## Work order
Your answer must be the exact lines from the one holding "Convert this screenshot" through the last line of the records below, with no pictures.

**** Given entries ****

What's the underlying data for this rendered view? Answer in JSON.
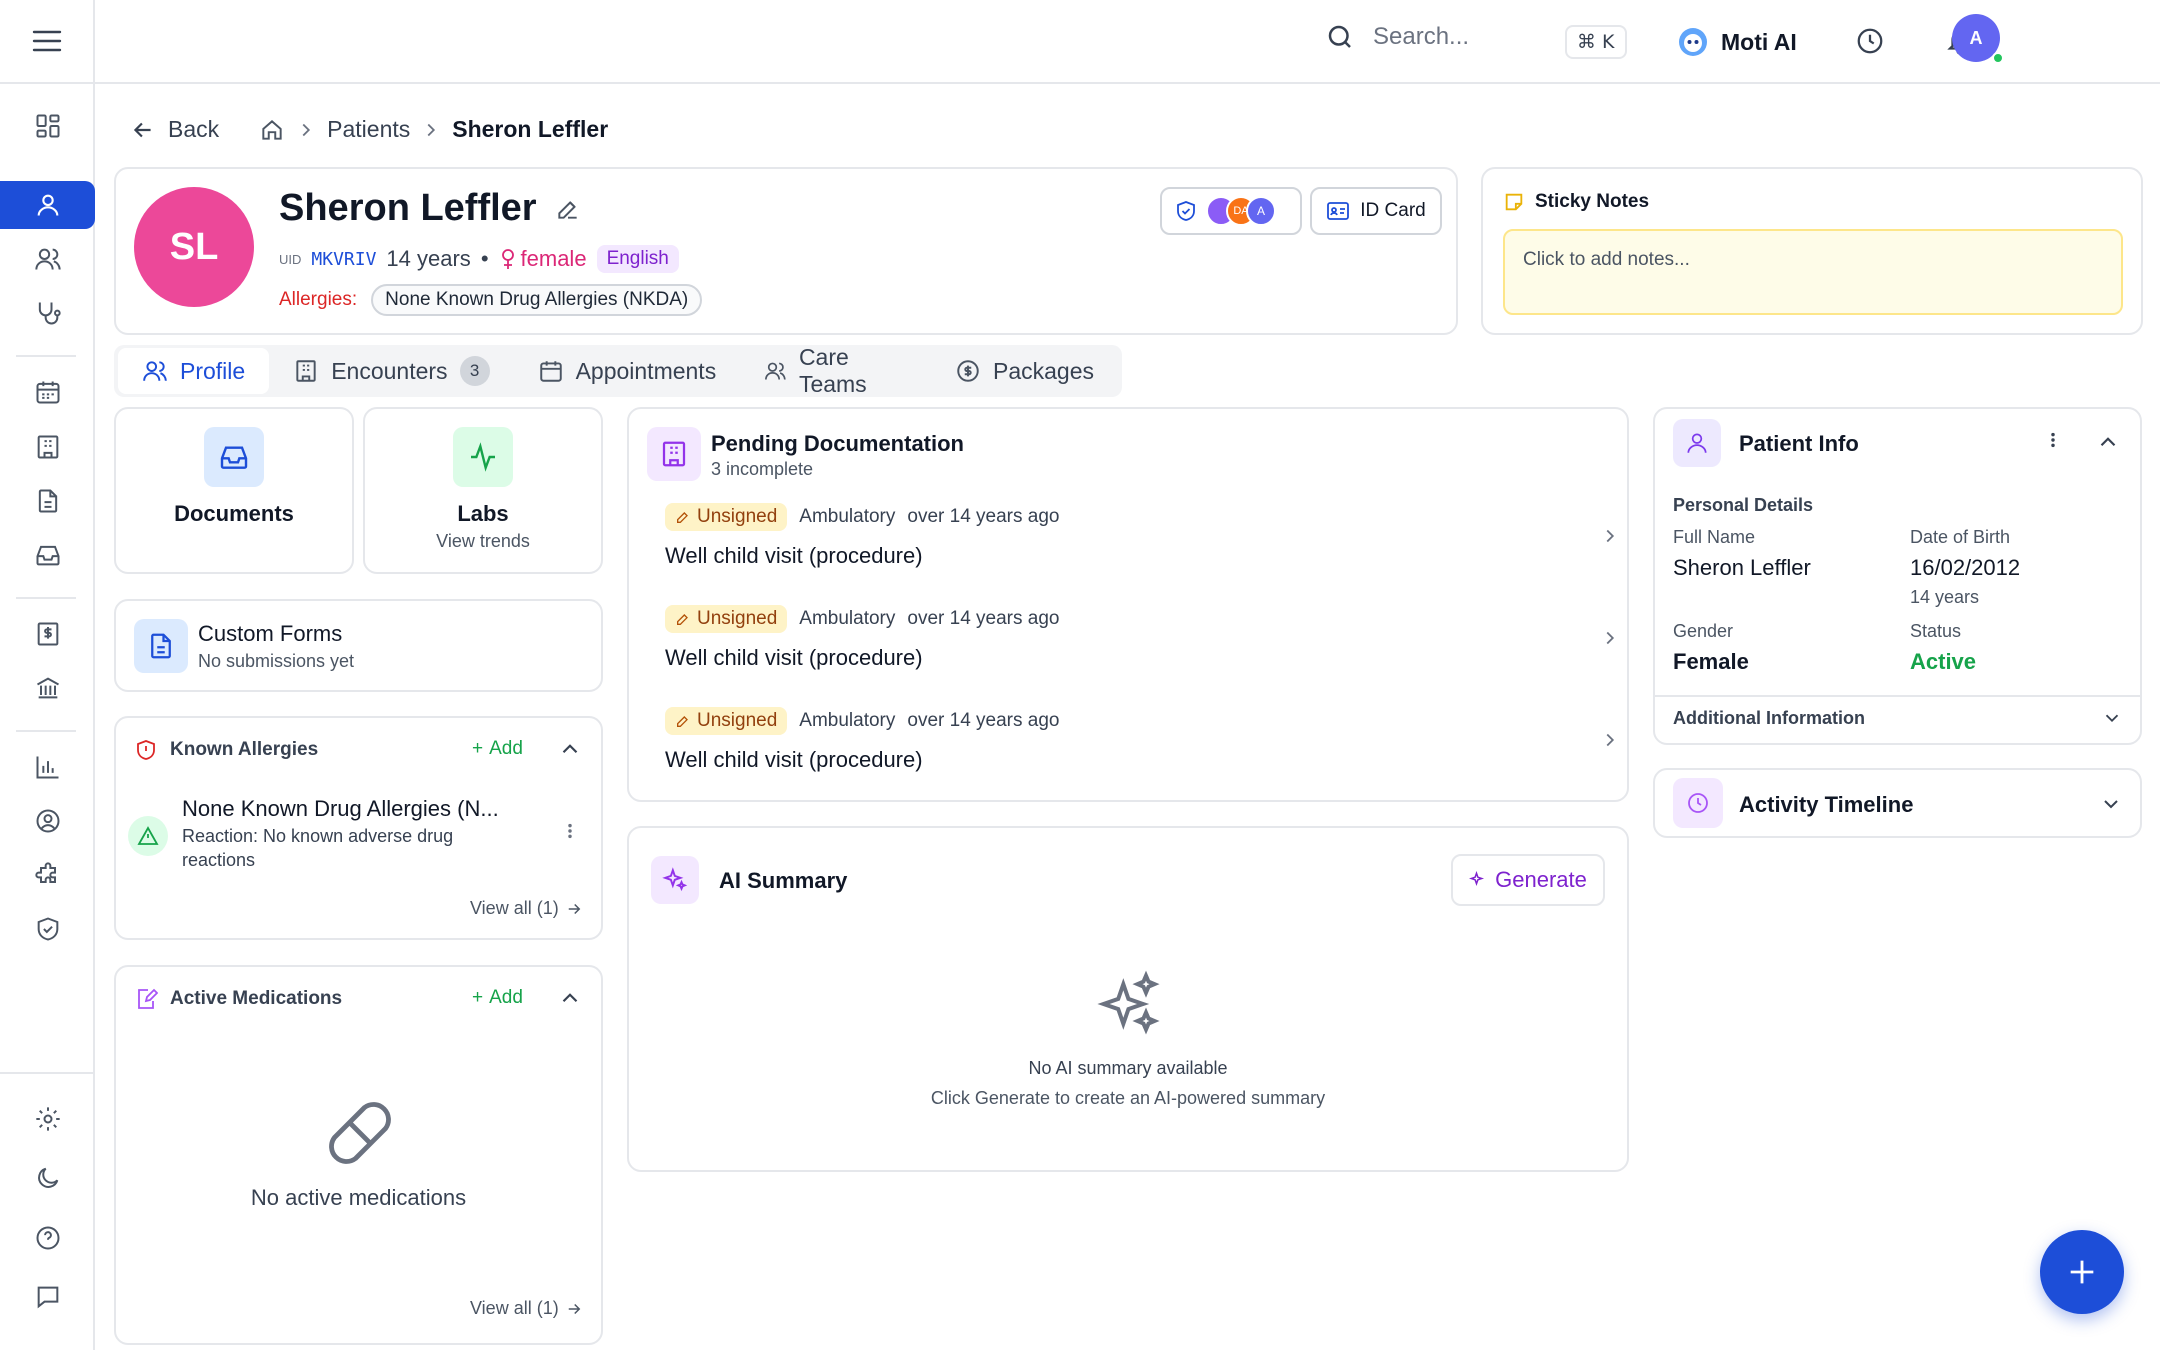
{
  "topbar": {
    "search_placeholder": "Search...",
    "shortcut": "⌘ K",
    "assistant": "Moti AI",
    "user_initial": "A"
  },
  "breadcrumb": {
    "back": "Back",
    "patients": "Patients",
    "current": "Sheron Leffler"
  },
  "patient": {
    "initials": "SL",
    "name": "Sheron Leffler",
    "uid_label": "UID",
    "uid": "MKVRIV",
    "age": "14 years",
    "gender": "female",
    "language": "English",
    "allergies_label": "Allergies:",
    "allergy": "None Known Drug Allergies (NKDA)",
    "id_card": "ID Card",
    "team_avatars": [
      "",
      "DA",
      "A"
    ]
  },
  "sticky": {
    "title": "Sticky Notes",
    "placeholder": "Click to add notes..."
  },
  "tabs": [
    {
      "label": "Profile"
    },
    {
      "label": "Encounters",
      "badge": "3"
    },
    {
      "label": "Appointments"
    },
    {
      "label": "Care Teams"
    },
    {
      "label": "Packages"
    }
  ],
  "documents": {
    "label": "Documents"
  },
  "labs": {
    "label": "Labs",
    "sub": "View trends"
  },
  "custom_forms": {
    "title": "Custom Forms",
    "sub": "No submissions yet"
  },
  "known_allergies": {
    "title": "Known Allergies",
    "add": "Add",
    "item_title": "None Known Drug Allergies (N...",
    "item_reaction": "Reaction: No known adverse drug reactions",
    "view_all": "View all (1)"
  },
  "medications": {
    "title": "Active Medications",
    "add": "Add",
    "empty": "No active medications",
    "view_all": "View all (1)"
  },
  "pending": {
    "title": "Pending Documentation",
    "sub": "3 incomplete",
    "items": [
      {
        "status": "Unsigned",
        "type": "Ambulatory",
        "time": "over 14 years ago",
        "title": "Well child visit (procedure)"
      },
      {
        "status": "Unsigned",
        "type": "Ambulatory",
        "time": "over 14 years ago",
        "title": "Well child visit (procedure)"
      },
      {
        "status": "Unsigned",
        "type": "Ambulatory",
        "time": "over 14 years ago",
        "title": "Well child visit (procedure)"
      }
    ]
  },
  "ai": {
    "title": "AI Summary",
    "generate": "Generate",
    "empty_title": "No AI summary available",
    "empty_sub": "Click Generate to create an AI-powered summary"
  },
  "patient_info": {
    "title": "Patient Info",
    "section": "Personal Details",
    "full_name_label": "Full Name",
    "full_name": "Sheron Leffler",
    "dob_label": "Date of Birth",
    "dob": "16/02/2012",
    "dob_age": "14 years",
    "gender_label": "Gender",
    "gender": "Female",
    "status_label": "Status",
    "status": "Active",
    "additional": "Additional Information"
  },
  "timeline": {
    "title": "Activity Timeline"
  },
  "colors": {
    "primary": "#1d4ed8",
    "avatar": "#ec4899",
    "green": "#16a34a",
    "purple": "#7c3aed",
    "danger": "#dc2626",
    "sticky_bg": "#fefce8"
  }
}
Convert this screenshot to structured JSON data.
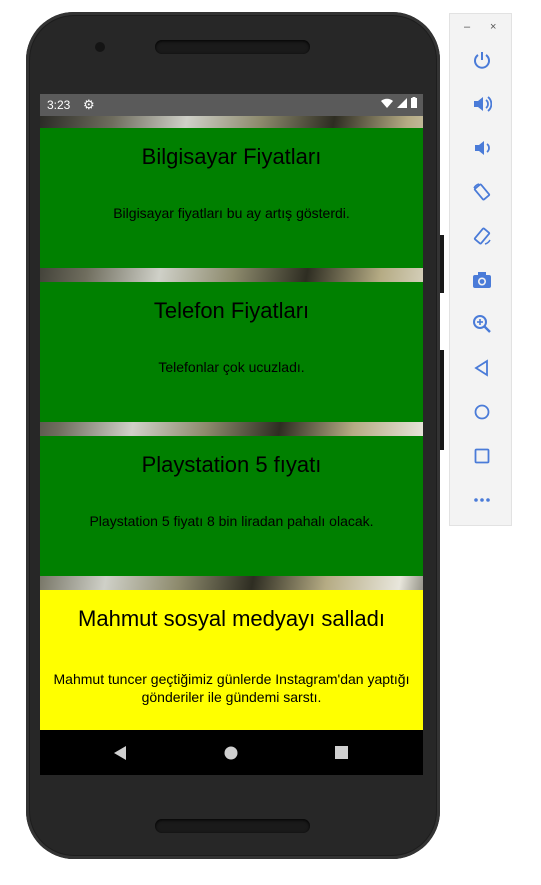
{
  "statusbar": {
    "time": "3:23"
  },
  "cards": [
    {
      "title": "Bilgisayar Fiyatları",
      "body": "Bilgisayar fiyatları bu ay artış gösterdi."
    },
    {
      "title": "Telefon Fiyatları",
      "body": "Telefonlar çok ucuzladı."
    },
    {
      "title": "Playstation 5 fıyatı",
      "body": "Playstation 5 fiyatı 8 bin liradan pahalı olacak."
    },
    {
      "title": "Mahmut sosyal medyayı salladı",
      "body": "Mahmut tuncer geçtiğimiz günlerde Instagram'dan yaptığı gönderiler ile gündemi sarstı."
    }
  ],
  "colors": {
    "green_card": "#008000",
    "yellow_card": "#ffff00",
    "toolbar_icon": "#4a7bd8"
  },
  "toolbar": {
    "minimize": "–",
    "close": "×",
    "icons": [
      "power-icon",
      "volume-up-icon",
      "volume-down-icon",
      "rotate-left-icon",
      "rotate-right-icon",
      "camera-icon",
      "zoom-icon",
      "back-icon",
      "home-icon",
      "overview-icon",
      "more-icon"
    ]
  }
}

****

## Your solution
Convert this screenshot to structured JSON data.
{
  "statusbar": {
    "time": "3:23"
  },
  "cards": [
    {
      "title": "Bilgisayar Fiyatları",
      "body": "Bilgisayar fiyatları bu ay artış gösterdi."
    },
    {
      "title": "Telefon Fiyatları",
      "body": "Telefonlar çok ucuzladı."
    },
    {
      "title": "Playstation 5 fıyatı",
      "body": "Playstation 5 fiyatı 8 bin liradan pahalı olacak."
    },
    {
      "title": "Mahmut sosyal medyayı salladı",
      "body": "Mahmut tuncer geçtiğimiz günlerde Instagram'dan yaptığı gönderiler ile gündemi sarstı."
    }
  ],
  "colors": {
    "green_card": "#008000",
    "yellow_card": "#ffff00",
    "toolbar_icon": "#4a7bd8"
  },
  "toolbar": {
    "minimize": "–",
    "close": "×",
    "icons": [
      "power-icon",
      "volume-up-icon",
      "volume-down-icon",
      "rotate-left-icon",
      "rotate-right-icon",
      "camera-icon",
      "zoom-icon",
      "back-icon",
      "home-icon",
      "overview-icon",
      "more-icon"
    ]
  }
}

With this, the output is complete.